EXERCISE DETAILS: In the entries below, find each line with the word "plataformadetransparencia" and return it.

(Data entries)
BEGIN

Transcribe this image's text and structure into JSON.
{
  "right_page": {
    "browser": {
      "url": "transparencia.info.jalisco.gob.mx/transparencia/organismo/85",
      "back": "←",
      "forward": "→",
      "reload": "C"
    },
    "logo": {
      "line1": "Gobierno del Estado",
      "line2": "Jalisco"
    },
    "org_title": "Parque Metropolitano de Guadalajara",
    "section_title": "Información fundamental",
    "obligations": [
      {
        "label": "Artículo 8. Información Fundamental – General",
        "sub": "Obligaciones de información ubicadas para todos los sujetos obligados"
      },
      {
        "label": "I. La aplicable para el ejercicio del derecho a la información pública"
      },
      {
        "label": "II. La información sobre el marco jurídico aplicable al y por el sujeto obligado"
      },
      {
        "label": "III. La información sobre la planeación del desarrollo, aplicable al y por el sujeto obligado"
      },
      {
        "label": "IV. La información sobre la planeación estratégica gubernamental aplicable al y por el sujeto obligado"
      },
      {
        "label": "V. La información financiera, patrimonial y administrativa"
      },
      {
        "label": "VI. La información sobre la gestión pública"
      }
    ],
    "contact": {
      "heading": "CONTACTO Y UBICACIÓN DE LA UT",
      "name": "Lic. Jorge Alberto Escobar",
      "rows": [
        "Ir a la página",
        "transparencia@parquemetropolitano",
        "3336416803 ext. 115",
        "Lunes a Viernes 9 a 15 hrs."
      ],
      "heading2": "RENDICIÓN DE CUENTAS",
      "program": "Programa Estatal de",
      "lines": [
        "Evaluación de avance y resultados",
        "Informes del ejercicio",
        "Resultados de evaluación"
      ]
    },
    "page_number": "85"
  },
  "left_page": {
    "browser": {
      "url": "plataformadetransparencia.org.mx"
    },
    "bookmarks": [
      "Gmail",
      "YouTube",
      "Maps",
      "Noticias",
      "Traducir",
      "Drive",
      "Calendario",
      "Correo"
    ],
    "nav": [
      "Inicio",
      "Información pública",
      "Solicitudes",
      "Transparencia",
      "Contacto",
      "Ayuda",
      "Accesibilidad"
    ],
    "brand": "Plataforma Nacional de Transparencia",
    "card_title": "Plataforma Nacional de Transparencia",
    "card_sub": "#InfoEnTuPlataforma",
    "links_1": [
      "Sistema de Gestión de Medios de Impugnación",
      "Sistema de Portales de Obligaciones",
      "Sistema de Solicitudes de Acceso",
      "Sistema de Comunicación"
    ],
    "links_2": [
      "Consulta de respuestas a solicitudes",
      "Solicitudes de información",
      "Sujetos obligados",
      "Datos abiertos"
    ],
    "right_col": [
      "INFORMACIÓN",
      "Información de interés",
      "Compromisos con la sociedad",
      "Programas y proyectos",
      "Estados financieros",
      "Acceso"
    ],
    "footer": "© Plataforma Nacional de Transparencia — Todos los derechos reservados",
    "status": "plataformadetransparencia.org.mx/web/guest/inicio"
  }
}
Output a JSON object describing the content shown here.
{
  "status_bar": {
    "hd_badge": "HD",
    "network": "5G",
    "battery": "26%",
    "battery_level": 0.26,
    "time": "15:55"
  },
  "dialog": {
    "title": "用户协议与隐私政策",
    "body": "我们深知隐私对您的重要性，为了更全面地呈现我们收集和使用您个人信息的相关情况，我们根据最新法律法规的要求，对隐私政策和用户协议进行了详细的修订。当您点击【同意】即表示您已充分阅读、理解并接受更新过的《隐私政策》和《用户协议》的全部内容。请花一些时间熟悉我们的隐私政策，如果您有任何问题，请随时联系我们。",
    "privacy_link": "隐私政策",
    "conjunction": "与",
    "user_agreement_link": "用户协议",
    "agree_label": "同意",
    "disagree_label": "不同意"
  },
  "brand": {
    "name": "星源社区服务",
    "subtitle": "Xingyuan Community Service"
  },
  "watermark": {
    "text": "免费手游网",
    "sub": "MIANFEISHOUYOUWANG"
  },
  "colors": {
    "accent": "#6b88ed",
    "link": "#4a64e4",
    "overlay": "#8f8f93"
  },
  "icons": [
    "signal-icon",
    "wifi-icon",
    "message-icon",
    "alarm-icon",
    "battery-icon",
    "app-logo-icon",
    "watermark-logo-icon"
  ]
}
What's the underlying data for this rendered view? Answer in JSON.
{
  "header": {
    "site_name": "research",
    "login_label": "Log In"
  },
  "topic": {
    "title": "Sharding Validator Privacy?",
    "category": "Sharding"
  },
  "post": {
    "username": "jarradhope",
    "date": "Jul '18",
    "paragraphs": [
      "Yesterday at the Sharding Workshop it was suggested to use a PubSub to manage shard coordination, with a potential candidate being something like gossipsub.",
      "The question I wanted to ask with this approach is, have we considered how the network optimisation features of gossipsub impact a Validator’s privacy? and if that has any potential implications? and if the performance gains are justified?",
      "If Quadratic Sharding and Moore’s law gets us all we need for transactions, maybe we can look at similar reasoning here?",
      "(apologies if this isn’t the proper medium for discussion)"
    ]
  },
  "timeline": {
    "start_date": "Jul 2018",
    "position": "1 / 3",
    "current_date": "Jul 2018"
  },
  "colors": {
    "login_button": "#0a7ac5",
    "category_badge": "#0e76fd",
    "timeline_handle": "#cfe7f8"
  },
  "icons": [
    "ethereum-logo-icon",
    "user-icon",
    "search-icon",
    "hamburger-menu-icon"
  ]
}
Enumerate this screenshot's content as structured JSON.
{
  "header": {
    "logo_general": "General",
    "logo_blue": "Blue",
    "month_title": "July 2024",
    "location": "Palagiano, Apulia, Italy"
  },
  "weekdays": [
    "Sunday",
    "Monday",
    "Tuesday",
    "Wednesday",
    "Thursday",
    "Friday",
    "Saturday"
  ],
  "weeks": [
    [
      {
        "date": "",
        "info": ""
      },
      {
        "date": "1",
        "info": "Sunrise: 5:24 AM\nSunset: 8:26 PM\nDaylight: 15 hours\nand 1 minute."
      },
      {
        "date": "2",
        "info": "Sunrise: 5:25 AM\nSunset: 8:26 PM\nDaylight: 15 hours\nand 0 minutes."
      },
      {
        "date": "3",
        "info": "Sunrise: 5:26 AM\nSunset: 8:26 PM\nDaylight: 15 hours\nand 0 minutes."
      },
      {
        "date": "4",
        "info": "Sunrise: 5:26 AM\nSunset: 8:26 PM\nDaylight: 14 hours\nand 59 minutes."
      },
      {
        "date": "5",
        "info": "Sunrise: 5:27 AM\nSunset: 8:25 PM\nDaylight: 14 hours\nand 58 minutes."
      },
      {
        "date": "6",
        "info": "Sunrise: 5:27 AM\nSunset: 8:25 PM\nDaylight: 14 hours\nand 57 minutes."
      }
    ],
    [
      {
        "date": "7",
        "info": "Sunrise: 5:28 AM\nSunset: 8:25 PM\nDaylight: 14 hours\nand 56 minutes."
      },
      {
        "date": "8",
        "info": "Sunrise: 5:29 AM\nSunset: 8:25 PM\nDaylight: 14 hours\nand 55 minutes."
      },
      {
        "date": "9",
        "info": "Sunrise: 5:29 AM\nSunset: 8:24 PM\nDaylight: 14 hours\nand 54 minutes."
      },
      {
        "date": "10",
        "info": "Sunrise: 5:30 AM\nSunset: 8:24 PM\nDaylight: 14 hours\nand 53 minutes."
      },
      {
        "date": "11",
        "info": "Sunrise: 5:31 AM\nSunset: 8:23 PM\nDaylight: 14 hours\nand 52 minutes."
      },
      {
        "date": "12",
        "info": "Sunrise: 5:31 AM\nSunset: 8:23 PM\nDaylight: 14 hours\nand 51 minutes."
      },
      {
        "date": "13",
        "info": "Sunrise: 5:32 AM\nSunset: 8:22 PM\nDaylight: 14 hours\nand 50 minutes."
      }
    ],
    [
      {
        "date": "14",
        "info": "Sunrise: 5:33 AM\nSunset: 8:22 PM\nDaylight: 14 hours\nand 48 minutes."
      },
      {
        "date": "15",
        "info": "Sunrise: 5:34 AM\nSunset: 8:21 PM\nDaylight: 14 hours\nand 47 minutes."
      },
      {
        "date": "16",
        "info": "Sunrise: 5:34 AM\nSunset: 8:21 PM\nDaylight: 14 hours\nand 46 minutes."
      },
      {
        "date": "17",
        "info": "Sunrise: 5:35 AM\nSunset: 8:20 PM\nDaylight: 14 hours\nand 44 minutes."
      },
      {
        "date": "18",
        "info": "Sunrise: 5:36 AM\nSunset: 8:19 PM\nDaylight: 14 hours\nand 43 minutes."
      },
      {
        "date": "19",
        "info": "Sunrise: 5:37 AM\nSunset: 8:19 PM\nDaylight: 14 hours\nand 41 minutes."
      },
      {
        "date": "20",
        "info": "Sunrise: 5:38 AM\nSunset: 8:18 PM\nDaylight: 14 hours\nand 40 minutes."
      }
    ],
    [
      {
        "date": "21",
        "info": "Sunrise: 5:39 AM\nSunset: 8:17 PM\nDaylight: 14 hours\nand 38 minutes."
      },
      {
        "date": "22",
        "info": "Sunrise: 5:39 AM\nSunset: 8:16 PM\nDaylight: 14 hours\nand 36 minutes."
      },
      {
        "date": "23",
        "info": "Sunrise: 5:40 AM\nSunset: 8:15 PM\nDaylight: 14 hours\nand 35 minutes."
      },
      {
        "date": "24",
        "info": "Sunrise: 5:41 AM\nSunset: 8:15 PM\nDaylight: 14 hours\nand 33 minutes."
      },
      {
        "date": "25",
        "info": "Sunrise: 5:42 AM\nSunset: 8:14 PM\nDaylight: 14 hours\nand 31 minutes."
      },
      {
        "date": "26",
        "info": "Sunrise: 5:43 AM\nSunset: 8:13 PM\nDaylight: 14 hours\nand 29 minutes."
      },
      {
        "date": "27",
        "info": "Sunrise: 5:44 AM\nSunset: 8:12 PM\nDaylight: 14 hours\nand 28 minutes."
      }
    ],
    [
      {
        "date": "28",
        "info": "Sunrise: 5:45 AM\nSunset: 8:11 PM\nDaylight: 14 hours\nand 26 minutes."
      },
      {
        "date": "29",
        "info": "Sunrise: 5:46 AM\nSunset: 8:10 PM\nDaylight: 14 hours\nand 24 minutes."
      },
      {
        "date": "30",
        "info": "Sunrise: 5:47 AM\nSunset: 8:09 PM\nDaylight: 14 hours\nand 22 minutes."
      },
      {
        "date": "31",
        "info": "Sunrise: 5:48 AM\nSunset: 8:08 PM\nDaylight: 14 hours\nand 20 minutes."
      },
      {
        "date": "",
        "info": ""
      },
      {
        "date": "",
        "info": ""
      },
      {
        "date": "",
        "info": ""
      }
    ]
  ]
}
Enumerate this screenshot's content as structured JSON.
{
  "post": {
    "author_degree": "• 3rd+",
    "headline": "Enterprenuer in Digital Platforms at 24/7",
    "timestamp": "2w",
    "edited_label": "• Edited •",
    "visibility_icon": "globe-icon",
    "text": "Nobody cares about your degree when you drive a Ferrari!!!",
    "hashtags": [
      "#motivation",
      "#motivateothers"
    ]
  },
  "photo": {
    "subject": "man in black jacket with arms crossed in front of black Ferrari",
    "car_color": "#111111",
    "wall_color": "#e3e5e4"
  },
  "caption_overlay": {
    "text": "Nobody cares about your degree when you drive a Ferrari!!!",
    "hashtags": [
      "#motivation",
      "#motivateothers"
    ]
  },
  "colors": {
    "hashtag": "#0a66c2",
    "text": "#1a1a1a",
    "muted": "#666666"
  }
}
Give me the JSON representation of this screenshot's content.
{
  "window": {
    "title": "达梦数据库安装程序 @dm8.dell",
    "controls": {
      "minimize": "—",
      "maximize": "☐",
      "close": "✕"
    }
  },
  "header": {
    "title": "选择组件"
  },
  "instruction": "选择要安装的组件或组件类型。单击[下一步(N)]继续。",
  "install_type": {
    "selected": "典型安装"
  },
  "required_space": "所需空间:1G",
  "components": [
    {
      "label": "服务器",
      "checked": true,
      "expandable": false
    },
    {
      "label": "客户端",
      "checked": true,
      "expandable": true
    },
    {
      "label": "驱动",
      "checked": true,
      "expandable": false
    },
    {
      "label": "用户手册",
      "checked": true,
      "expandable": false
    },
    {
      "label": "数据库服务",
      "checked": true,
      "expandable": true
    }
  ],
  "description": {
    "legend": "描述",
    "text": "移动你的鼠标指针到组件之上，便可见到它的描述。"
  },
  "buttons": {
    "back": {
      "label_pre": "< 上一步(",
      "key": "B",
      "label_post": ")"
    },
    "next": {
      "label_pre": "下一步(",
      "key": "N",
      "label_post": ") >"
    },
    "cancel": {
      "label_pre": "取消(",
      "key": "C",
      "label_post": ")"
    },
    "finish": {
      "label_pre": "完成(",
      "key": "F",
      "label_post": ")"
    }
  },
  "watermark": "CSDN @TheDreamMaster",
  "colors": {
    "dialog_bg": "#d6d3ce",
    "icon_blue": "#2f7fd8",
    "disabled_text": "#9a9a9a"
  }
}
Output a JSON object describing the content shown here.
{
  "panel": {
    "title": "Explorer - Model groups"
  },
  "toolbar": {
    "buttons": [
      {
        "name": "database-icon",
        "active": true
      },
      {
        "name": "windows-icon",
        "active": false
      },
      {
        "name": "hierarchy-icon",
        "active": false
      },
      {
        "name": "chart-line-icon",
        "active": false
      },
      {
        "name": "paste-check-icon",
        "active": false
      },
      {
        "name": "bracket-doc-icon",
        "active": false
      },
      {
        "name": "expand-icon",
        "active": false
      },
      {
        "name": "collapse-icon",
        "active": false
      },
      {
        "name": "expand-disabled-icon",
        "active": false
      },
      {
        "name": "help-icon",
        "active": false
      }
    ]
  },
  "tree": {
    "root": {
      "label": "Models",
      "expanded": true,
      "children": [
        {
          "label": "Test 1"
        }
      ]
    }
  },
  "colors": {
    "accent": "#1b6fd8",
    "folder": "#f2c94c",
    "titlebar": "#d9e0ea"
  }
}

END

SOLUTION TO THE EXERCISE:
      "url": "plataformadetransparencia.org.mx"
    "status": "plataformadetransparencia.org.mx/web/guest/inicio"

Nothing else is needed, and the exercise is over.